'Are the Polish people asocial?! No-one can make me think so anymore. Boobah is such a nice girl, so the others must be nice too. After having had two Dutch girls in our house, we now live with two foreign girls. Boobah lives in our house and we also have a hut in our garden with rooms for our son, a student himself, and a French girl. Sometimes, there is a little language barrier, but in general, the girls enrich our lives. Prejudices vanish like snow in the sun, and we get to learn about different languages, cultures and types of food. We had already intended to have students in our house some time ago, but an appeal for host families in the local paper made us take this up seriously. We had not known how acute the room shortage was. It suits us very well, and we would recommend this to anyone.'
Laurens van Buuren

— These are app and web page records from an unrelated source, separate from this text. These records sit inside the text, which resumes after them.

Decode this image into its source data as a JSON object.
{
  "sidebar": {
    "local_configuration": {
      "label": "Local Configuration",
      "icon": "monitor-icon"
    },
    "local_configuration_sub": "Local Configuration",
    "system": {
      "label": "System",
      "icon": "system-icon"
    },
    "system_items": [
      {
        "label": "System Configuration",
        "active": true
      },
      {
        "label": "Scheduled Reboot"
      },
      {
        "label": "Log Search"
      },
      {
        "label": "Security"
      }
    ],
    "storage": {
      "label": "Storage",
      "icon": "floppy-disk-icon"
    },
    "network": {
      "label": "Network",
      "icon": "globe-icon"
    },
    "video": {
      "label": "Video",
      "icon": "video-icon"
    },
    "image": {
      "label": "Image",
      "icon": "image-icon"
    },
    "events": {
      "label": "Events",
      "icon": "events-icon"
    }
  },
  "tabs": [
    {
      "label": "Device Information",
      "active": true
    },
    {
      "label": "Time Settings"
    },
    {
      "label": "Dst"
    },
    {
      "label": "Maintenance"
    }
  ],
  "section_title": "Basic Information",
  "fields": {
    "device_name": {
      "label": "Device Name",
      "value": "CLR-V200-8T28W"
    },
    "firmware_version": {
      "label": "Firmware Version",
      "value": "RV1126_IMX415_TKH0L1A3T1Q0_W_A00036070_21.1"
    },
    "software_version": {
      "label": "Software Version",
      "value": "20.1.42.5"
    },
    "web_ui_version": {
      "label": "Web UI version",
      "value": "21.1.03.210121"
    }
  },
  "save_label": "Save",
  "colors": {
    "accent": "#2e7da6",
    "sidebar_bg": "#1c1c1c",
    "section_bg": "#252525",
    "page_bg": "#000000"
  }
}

'In Hoevestein, I lived in one of the corridors with very little cosiness. That was why I went in search of a homely student house a year later. I've certainly found this here. At first, there were sixteen of us, but now, there're six left. I think that wherever you live, you have to be considerate to the other occupants; so too in this house. There's perhaps a sort of unspoken boundary that you do not cross because there's a family living here too. For example, you don't throw a very big house party. For a house in the town centre, its garden is quite big, and this brings everyone living here together in the summer. It's like a meeting place. But in general, everyone has his or her own stuff and it's pleasant when we come across one another.'
The family Van Boven
'Sharing your life with different people. This ideal has prompted us to live in this house. Since then, we have been sharing the house with another family and a number of students. Of course, you need to be able to accept living with students, and it wasn't always easy in the beginning to always have someone walking around. You're never alone. And yet, we and our daughters like it very much living with others in this way. There is a very special atmosphere about living together under one roof. The other occupants tell us that too when they return after being away for some time, such as for an internship. It's all about trust; after all, you develop a certain relationship with one another. In fact, the house is always full of life and we find this very pleasant on the whole. We don't make it a must, but people can always come to us for a chat.'
Heleen van Soest
'It would have been nice to have a garden or a balcony to relax in. Other than that, I like living here very much. It's great being in the town centre. I get some company and yet can live independently, which suits me fine. The privacy and the quiet are wonderful. I don't really need to be in a 'real' student house. Besides, I have put in quite a lot of effort to do up my room, and I feel good here.
'I don't see much of the Compagner family and those I come across are mainly the other students living here. Their rooms are located one floor above mine, where the kitchen for the three of us is located too. The young son of the landlord has a room next to mine and we share a bathroom, but I don't see him often either. Furthermore, the front door is the only other thing I share with the family. It's more like a quiet student house within a family home.'
'Now and then, people who seem like complete strangers would approach me with the comment: I've lived in your house. Our house has in fact always provided lodging to students, even before I live here. My parents bought it years ago from WSO and students have lived here since I was young. I've now bought the house from my parents and we have three students living with us. In the past, I chose our tenants, but nowadays, the students make the recommendations. That's better because they have to live together with the new occupant. The layout and the size of the house enable us to live fully separately. The tenants give us an extra income, which is of course al
ways good to have, and recently, one of the students staying here also takes care of the children, besides studying. This is really convenient and the children also find this very nice.'